Your goal
Work through the records below and tally every line containing "eyes". Reply with the total alone.

==============================

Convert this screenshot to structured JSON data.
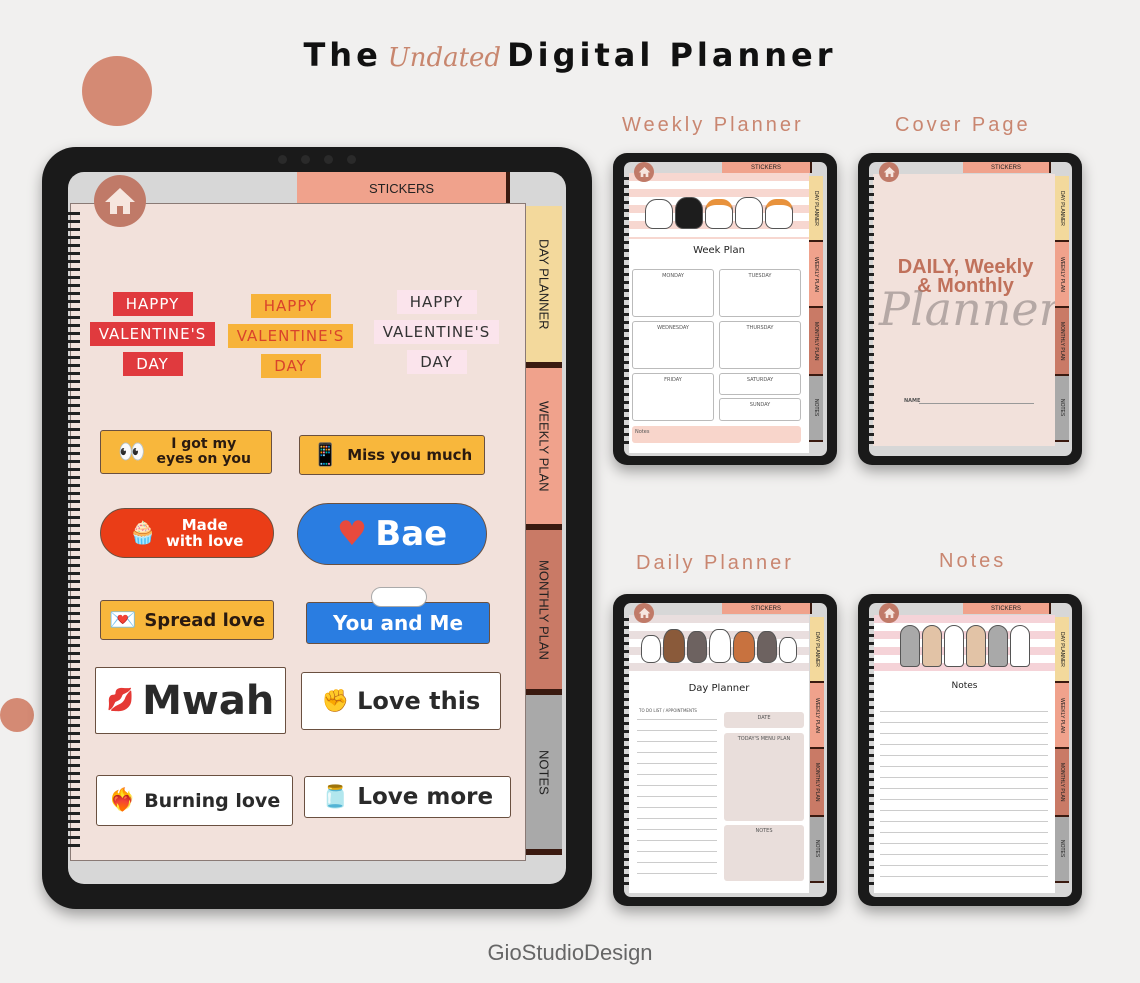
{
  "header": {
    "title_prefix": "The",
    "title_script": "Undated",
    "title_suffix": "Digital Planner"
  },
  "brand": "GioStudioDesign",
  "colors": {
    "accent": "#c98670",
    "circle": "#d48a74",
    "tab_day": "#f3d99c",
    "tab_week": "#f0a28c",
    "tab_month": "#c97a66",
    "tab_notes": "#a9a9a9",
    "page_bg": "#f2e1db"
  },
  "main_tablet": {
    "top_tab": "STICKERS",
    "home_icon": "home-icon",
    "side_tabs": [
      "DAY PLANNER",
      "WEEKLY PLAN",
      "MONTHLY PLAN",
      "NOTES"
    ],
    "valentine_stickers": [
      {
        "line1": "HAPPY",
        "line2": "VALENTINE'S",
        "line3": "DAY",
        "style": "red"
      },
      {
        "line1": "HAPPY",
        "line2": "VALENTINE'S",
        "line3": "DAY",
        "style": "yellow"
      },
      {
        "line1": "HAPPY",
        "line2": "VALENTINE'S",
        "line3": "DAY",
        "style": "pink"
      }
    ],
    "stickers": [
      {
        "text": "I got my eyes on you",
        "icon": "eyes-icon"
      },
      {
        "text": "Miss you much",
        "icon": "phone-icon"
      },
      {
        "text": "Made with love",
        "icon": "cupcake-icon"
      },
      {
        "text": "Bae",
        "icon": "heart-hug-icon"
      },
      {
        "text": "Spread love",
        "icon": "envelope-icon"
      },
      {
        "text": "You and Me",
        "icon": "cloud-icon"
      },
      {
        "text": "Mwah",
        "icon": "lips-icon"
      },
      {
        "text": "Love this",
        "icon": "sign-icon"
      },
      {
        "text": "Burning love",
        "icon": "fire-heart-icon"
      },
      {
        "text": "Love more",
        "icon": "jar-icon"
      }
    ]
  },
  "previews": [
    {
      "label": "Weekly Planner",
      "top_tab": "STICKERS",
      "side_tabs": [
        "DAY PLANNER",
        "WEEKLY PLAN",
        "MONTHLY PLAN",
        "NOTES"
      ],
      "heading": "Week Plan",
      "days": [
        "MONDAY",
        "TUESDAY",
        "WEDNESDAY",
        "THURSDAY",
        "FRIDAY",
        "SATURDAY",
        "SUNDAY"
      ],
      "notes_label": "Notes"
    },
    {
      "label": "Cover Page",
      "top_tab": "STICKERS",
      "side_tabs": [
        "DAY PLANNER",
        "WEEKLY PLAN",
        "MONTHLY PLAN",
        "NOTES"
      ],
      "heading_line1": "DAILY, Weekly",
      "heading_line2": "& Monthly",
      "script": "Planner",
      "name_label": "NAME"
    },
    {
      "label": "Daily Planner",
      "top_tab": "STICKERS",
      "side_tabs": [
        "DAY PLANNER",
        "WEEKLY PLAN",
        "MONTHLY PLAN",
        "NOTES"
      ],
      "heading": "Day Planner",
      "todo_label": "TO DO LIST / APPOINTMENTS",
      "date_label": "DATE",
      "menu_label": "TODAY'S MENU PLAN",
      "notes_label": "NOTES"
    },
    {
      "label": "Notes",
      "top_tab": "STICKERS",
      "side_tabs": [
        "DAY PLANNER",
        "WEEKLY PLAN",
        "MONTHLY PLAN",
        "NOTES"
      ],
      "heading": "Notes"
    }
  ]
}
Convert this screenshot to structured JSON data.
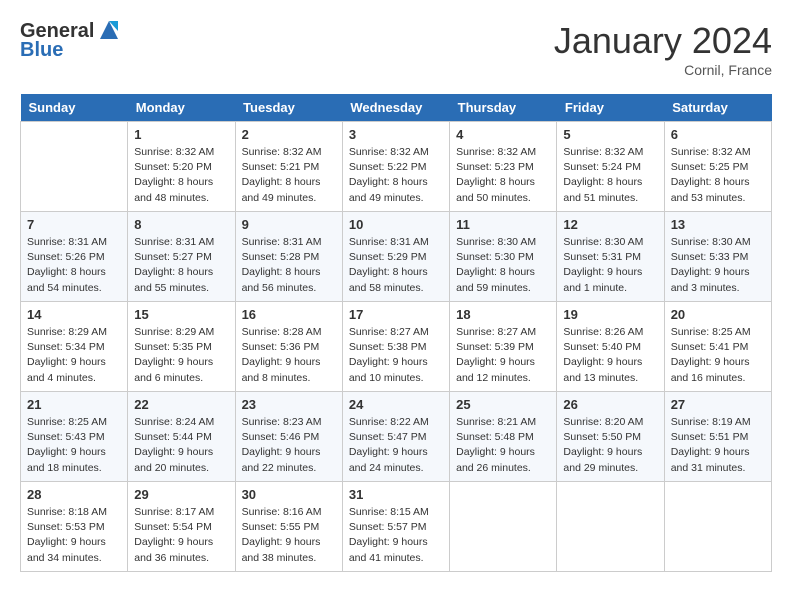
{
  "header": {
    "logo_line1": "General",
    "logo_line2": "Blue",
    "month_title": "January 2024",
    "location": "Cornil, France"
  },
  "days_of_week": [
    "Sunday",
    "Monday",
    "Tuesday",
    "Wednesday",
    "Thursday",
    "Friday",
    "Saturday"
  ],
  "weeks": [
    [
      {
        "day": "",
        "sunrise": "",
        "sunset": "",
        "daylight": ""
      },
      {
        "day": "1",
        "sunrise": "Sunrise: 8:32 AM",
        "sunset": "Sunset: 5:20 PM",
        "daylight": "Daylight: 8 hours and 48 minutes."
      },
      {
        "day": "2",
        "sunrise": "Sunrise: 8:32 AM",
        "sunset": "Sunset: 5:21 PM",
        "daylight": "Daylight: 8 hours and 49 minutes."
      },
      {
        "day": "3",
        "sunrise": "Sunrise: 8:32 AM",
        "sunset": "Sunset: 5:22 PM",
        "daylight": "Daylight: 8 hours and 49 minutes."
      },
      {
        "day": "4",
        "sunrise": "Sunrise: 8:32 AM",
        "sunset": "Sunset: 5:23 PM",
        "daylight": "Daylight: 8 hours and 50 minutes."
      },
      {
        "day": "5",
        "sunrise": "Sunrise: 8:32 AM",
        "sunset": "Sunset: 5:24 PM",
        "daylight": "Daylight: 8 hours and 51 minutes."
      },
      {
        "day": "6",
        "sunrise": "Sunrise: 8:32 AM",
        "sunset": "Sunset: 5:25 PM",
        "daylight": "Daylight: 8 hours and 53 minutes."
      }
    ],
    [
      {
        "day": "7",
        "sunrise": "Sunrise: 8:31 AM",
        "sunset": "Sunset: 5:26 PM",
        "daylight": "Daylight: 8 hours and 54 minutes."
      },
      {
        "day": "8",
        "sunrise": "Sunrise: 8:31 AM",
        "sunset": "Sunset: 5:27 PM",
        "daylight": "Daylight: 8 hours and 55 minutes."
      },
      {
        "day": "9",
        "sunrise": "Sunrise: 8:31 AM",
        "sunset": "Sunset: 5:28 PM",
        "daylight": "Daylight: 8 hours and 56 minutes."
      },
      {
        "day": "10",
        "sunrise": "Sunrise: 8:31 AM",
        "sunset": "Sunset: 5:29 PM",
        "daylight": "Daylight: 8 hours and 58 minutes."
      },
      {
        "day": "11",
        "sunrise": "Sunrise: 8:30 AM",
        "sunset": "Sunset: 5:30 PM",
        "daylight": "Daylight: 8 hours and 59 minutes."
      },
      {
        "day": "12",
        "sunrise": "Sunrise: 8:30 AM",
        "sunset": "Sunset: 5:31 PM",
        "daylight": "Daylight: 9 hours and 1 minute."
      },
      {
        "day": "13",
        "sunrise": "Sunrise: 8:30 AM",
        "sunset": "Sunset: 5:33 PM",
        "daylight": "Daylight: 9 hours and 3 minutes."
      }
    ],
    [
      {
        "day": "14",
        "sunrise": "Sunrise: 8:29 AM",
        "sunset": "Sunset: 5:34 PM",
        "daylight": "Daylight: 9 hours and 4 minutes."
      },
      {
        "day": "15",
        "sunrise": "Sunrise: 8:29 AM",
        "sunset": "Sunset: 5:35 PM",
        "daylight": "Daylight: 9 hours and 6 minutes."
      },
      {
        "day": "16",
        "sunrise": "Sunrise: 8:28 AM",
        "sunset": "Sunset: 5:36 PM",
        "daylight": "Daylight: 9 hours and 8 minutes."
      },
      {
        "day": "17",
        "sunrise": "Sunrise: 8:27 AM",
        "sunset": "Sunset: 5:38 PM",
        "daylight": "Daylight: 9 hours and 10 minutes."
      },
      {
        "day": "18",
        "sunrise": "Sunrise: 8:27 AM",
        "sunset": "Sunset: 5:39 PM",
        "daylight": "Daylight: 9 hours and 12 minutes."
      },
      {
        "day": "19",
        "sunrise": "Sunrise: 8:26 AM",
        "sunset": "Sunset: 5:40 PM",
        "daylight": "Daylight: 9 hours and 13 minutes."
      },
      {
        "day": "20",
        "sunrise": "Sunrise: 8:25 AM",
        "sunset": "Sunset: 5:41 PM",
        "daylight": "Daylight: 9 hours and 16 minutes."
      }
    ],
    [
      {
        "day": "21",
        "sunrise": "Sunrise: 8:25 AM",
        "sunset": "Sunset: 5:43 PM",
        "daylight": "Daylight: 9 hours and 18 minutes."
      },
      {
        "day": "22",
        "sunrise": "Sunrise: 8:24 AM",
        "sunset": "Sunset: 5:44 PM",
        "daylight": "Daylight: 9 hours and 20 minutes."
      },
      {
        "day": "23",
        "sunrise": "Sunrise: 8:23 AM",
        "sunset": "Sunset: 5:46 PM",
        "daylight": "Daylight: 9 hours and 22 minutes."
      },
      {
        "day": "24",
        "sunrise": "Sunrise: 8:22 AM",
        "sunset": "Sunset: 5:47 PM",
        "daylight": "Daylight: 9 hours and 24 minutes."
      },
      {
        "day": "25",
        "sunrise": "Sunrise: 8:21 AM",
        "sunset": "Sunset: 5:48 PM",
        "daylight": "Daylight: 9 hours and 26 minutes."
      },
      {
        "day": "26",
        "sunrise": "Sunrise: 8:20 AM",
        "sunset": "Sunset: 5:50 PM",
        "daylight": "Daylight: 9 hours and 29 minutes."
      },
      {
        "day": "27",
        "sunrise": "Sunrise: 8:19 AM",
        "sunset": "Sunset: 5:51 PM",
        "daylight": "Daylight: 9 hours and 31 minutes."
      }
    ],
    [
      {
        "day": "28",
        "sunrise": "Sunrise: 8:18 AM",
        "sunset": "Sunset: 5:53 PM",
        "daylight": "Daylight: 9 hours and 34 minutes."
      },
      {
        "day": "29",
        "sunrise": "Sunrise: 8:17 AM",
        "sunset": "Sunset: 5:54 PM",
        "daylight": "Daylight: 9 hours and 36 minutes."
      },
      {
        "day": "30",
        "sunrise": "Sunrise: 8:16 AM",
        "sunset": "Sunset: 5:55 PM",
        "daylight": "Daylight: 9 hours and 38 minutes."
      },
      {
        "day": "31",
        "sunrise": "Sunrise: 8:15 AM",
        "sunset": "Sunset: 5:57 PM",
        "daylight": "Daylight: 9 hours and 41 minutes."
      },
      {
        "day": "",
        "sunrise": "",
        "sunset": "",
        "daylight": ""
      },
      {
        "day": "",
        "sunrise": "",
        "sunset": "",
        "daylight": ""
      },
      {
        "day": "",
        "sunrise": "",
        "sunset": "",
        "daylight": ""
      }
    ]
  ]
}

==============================

Answer to the problem
2